Being with my new family is giving me a new perspective, literally and figuratively. I get to see a new side of the city, but I also get to experience life with different people
I’m continuing this on January 14th, 2017. Right now I’m watching the third Harry Potter in Polish at my host grandfather’s home. I’m actually understanding a lot of the movie, but it’s possible that that’s because I’ve seen this, without exaggeration, more than 20 times. The girls I’m watching with are 8 and 9. I can communicate with them well enough, but it still feels really funny to grasp much less of a language than someone less than half your age. But I’m getting there.
The house is about a 200 year old farm home. In the attic my host grandfather has a collection of beautiful old furniture that he’s been refurbishing for 15 years. There are plenty of people in the house as well, so there’s quite a lot of information to take in. A lot of times here in Poland I feel like a toddler, trying to soak in everything I see and process it all in a new way, a new language, a new perspective. It’s really teaching me how to reconsider everything.
I was planning on posting this update at the beginning of the week, but that was just before I fell very ill for about 4 or 5 days. It turns out, surprisingly enough, that extreme cold is not normal for a Floridian body.
One week ago I went with Carlos and his host family (my next family) to this town called Karpacz up in the mountains. It was absolutely beautiful, there was about a foot of snow on the ground and not one thing wasn’t caked in white powder. The problem was, it was about 1 degree Fahrenheit. (I know I said earlier that it was “extreme cold,” which may not be true for you, but it definitely was for my Floridian skin.)

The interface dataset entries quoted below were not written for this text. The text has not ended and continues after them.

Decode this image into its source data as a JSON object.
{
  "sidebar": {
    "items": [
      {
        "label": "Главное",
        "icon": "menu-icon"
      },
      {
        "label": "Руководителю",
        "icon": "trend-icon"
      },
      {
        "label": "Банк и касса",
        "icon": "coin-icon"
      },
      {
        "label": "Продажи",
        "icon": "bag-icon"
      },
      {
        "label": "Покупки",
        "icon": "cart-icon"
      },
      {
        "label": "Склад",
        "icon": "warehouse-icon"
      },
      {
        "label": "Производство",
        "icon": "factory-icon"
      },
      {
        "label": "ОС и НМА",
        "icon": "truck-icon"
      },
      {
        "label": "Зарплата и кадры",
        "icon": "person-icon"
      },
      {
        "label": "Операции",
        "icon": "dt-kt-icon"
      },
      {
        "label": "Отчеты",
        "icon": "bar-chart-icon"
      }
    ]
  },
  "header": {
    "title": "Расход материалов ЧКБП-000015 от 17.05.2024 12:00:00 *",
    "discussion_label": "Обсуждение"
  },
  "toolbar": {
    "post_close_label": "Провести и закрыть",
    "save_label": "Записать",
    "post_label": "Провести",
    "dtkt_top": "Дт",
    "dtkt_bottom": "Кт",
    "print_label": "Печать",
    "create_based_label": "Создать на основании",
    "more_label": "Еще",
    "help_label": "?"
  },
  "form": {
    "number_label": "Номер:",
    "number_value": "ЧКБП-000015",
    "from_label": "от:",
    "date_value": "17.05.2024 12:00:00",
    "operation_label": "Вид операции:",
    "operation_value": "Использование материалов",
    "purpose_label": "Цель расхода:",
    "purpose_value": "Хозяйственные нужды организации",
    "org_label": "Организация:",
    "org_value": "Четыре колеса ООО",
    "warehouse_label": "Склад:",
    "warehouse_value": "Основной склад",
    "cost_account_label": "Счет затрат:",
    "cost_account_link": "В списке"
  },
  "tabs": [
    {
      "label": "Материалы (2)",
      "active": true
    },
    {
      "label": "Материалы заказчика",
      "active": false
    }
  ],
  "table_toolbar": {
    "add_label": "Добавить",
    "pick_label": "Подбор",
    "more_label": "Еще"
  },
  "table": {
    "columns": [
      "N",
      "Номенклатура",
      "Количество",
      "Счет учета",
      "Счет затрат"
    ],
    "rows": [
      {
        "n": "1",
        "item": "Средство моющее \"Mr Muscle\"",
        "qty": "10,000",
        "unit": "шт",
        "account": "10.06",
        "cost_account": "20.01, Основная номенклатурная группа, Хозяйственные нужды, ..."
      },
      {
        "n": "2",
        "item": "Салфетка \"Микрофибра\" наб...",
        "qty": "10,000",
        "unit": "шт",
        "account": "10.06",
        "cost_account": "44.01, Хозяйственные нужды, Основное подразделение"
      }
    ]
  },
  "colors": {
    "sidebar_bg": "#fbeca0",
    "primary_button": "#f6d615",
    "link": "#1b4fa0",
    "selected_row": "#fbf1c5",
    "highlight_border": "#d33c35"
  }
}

When we first got there, Carlos and I were having a bit of trouble breathing, both of us being from places barely any higher than sea level. But after a while we got used to it and ended up really enjoying our time. The whole town was full of natives and visitors walking the streets, stopping in coffee shops, and just enjoying the bright winter day. Later on Carlos, his host brother, and I went sledding and tubing. It was a load of fun, but Carlos made us walk up the big hill over and over for about an hour until we figured out ways to go so fast that we started to run into things at the bottom. It was a beautiful day well spent that I won’t forget.
However, by the time we got home we were both feeling a bit under the weather. Looking back, a few days of being sick was definitely worth the day with friends and new family in the mountains.
It wouldn’t be honest to say that I don’t miss the sun or the warm weather or having a cold Mucho Mango on a hot day. I’m really starting to appreciate the slow, hot Florida life. But I’m also learning the value of experiences like this. That day in the mountains is something I would have never had if I’d stayed in Florida. I really can’t imagine what I would be doing if I hadn’t come here. Everyone I’ve met here, all the exchange students and all the natives, are so important to me and I can’t picture life without them. I’m beginning to understand that there are many different types of family, and I’m blessed to have each one.
I hope all is well with you.